§ Exercise
Print the records below word for word, but leave out the pictures.

= = =

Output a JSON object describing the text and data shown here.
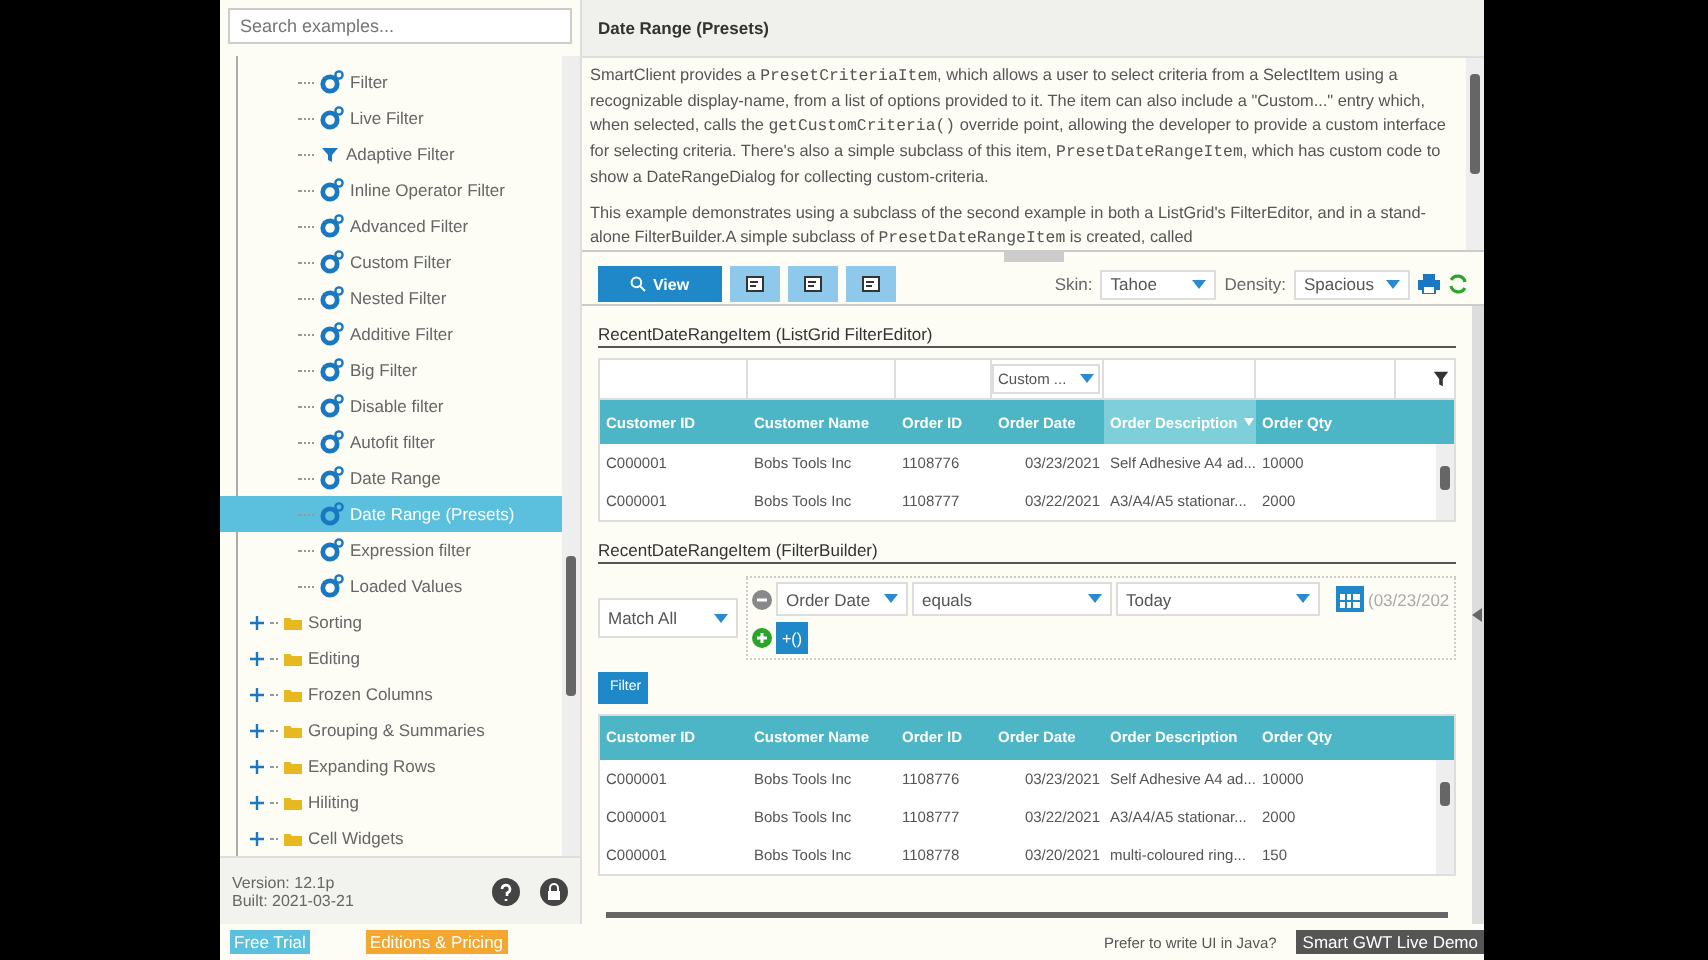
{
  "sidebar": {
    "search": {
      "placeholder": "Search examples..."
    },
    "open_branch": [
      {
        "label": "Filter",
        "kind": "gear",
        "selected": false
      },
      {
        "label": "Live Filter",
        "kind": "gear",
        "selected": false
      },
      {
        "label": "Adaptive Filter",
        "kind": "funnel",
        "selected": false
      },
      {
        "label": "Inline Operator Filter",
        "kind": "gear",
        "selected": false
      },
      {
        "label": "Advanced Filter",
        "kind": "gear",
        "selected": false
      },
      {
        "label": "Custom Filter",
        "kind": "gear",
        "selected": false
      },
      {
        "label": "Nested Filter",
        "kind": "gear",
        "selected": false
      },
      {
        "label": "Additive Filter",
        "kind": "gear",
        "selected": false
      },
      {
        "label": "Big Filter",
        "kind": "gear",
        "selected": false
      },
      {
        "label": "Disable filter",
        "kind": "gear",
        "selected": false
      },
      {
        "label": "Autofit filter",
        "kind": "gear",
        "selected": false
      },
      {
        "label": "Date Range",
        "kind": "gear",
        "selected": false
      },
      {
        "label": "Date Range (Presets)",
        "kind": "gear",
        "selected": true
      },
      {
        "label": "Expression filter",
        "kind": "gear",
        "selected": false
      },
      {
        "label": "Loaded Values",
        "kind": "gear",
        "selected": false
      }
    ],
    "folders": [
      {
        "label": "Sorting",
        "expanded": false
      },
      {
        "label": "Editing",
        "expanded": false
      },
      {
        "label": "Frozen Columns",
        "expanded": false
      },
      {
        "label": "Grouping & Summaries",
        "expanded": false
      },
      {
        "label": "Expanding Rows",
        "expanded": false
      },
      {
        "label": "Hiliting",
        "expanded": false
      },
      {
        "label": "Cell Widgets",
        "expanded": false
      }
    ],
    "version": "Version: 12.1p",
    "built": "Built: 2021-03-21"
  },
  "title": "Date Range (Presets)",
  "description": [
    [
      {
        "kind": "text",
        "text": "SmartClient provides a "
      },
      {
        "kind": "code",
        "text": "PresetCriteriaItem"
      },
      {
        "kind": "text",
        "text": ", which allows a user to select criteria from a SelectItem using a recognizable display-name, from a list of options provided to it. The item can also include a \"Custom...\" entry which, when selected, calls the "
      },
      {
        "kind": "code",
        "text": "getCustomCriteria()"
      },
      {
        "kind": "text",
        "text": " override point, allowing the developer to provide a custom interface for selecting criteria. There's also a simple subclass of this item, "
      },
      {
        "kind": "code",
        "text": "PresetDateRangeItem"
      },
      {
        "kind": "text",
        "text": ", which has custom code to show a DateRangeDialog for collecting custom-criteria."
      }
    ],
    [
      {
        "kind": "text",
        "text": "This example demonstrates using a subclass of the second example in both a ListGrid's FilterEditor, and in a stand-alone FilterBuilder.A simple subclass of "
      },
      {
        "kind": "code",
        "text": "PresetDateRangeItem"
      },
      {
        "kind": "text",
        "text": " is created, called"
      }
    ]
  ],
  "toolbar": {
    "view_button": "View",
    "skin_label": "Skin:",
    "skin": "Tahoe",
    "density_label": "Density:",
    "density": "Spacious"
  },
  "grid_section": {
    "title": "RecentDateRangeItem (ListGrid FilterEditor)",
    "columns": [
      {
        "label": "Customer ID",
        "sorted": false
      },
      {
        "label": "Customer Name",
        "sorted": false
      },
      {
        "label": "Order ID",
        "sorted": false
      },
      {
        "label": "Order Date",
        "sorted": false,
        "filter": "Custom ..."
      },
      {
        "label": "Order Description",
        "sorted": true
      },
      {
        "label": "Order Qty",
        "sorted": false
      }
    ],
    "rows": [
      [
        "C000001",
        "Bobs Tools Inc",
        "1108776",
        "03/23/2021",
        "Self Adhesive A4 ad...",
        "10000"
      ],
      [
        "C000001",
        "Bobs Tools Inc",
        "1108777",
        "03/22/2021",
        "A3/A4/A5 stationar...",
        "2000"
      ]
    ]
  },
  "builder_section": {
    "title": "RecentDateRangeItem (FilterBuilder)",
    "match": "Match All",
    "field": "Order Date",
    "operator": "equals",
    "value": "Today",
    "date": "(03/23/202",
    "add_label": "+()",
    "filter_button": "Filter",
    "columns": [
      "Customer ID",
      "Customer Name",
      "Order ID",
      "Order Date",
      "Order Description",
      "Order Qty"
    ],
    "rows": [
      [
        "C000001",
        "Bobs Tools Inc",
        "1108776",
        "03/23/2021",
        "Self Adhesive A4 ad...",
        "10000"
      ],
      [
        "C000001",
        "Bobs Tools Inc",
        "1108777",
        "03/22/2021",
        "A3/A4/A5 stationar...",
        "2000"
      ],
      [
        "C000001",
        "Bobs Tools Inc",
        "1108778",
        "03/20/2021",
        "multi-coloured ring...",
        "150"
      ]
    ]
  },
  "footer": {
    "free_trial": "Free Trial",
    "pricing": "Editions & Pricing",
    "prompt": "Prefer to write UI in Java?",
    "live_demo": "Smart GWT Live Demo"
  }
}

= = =

§ Answer box
Output a JSON object describing the text and data shown here.
{
  "sidebar": {
    "search": {
      "placeholder": "Search examples..."
    },
    "open_branch": [
      {
        "label": "Filter",
        "kind": "gear",
        "selected": false
      },
      {
        "label": "Live Filter",
        "kind": "gear",
        "selected": false
      },
      {
        "label": "Adaptive Filter",
        "kind": "funnel",
        "selected": false
      },
      {
        "label": "Inline Operator Filter",
        "kind": "gear",
        "selected": false
      },
      {
        "label": "Advanced Filter",
        "kind": "gear",
        "selected": false
      },
      {
        "label": "Custom Filter",
        "kind": "gear",
        "selected": false
      },
      {
        "label": "Nested Filter",
        "kind": "gear",
        "selected": false
      },
      {
        "label": "Additive Filter",
        "kind": "gear",
        "selected": false
      },
      {
        "label": "Big Filter",
        "kind": "gear",
        "selected": false
      },
      {
        "label": "Disable filter",
        "kind": "gear",
        "selected": false
      },
      {
        "label": "Autofit filter",
        "kind": "gear",
        "selected": false
      },
      {
        "label": "Date Range",
        "kind": "gear",
        "selected": false
      },
      {
        "label": "Date Range (Presets)",
        "kind": "gear",
        "selected": true
      },
      {
        "label": "Expression filter",
        "kind": "gear",
        "selected": false
      },
      {
        "label": "Loaded Values",
        "kind": "gear",
        "selected": false
      }
    ],
    "folders": [
      {
        "label": "Sorting",
        "expanded": false
      },
      {
        "label": "Editing",
        "expanded": false
      },
      {
        "label": "Frozen Columns",
        "expanded": false
      },
      {
        "label": "Grouping & Summaries",
        "expanded": false
      },
      {
        "label": "Expanding Rows",
        "expanded": false
      },
      {
        "label": "Hiliting",
        "expanded": false
      },
      {
        "label": "Cell Widgets",
        "expanded": false
      }
    ],
    "version": "Version: 12.1p",
    "built": "Built: 2021-03-21"
  },
  "title": "Date Range (Presets)",
  "description": [
    [
      {
        "kind": "text",
        "text": "SmartClient provides a "
      },
      {
        "kind": "code",
        "text": "PresetCriteriaItem"
      },
      {
        "kind": "text",
        "text": ", which allows a user to select criteria from a SelectItem using a recognizable display-name, from a list of options provided to it. The item can also include a \"Custom...\" entry which, when selected, calls the "
      },
      {
        "kind": "code",
        "text": "getCustomCriteria()"
      },
      {
        "kind": "text",
        "text": " override point, allowing the developer to provide a custom interface for selecting criteria. There's also a simple subclass of this item, "
      },
      {
        "kind": "code",
        "text": "PresetDateRangeItem"
      },
      {
        "kind": "text",
        "text": ", which has custom code to show a DateRangeDialog for collecting custom-criteria."
      }
    ],
    [
      {
        "kind": "text",
        "text": "This example demonstrates using a subclass of the second example in both a ListGrid's FilterEditor, and in a stand-alone FilterBuilder.A simple subclass of "
      },
      {
        "kind": "code",
        "text": "PresetDateRangeItem"
      },
      {
        "kind": "text",
        "text": " is created, called"
      }
    ]
  ],
  "toolbar": {
    "view_button": "View",
    "skin_label": "Skin:",
    "skin": "Tahoe",
    "density_label": "Density:",
    "density": "Spacious"
  },
  "grid_section": {
    "title": "RecentDateRangeItem (ListGrid FilterEditor)",
    "columns": [
      {
        "label": "Customer ID",
        "sorted": false
      },
      {
        "label": "Customer Name",
        "sorted": false
      },
      {
        "label": "Order ID",
        "sorted": false
      },
      {
        "label": "Order Date",
        "sorted": false,
        "filter": "Custom ..."
      },
      {
        "label": "Order Description",
        "sorted": true
      },
      {
        "label": "Order Qty",
        "sorted": false
      }
    ],
    "rows": [
      [
        "C000001",
        "Bobs Tools Inc",
        "1108776",
        "03/23/2021",
        "Self Adhesive A4 ad...",
        "10000"
      ],
      [
        "C000001",
        "Bobs Tools Inc",
        "1108777",
        "03/22/2021",
        "A3/A4/A5 stationar...",
        "2000"
      ]
    ]
  },
  "builder_section": {
    "title": "RecentDateRangeItem (FilterBuilder)",
    "match": "Match All",
    "field": "Order Date",
    "operator": "equals",
    "value": "Today",
    "date": "(03/23/202",
    "add_label": "+()",
    "filter_button": "Filter",
    "columns": [
      "Customer ID",
      "Customer Name",
      "Order ID",
      "Order Date",
      "Order Description",
      "Order Qty"
    ],
    "rows": [
      [
        "C000001",
        "Bobs Tools Inc",
        "1108776",
        "03/23/2021",
        "Self Adhesive A4 ad...",
        "10000"
      ],
      [
        "C000001",
        "Bobs Tools Inc",
        "1108777",
        "03/22/2021",
        "A3/A4/A5 stationar...",
        "2000"
      ],
      [
        "C000001",
        "Bobs Tools Inc",
        "1108778",
        "03/20/2021",
        "multi-coloured ring...",
        "150"
      ]
    ]
  },
  "footer": {
    "free_trial": "Free Trial",
    "pricing": "Editions & Pricing",
    "prompt": "Prefer to write UI in Java?",
    "live_demo": "Smart GWT Live Demo"
  }
}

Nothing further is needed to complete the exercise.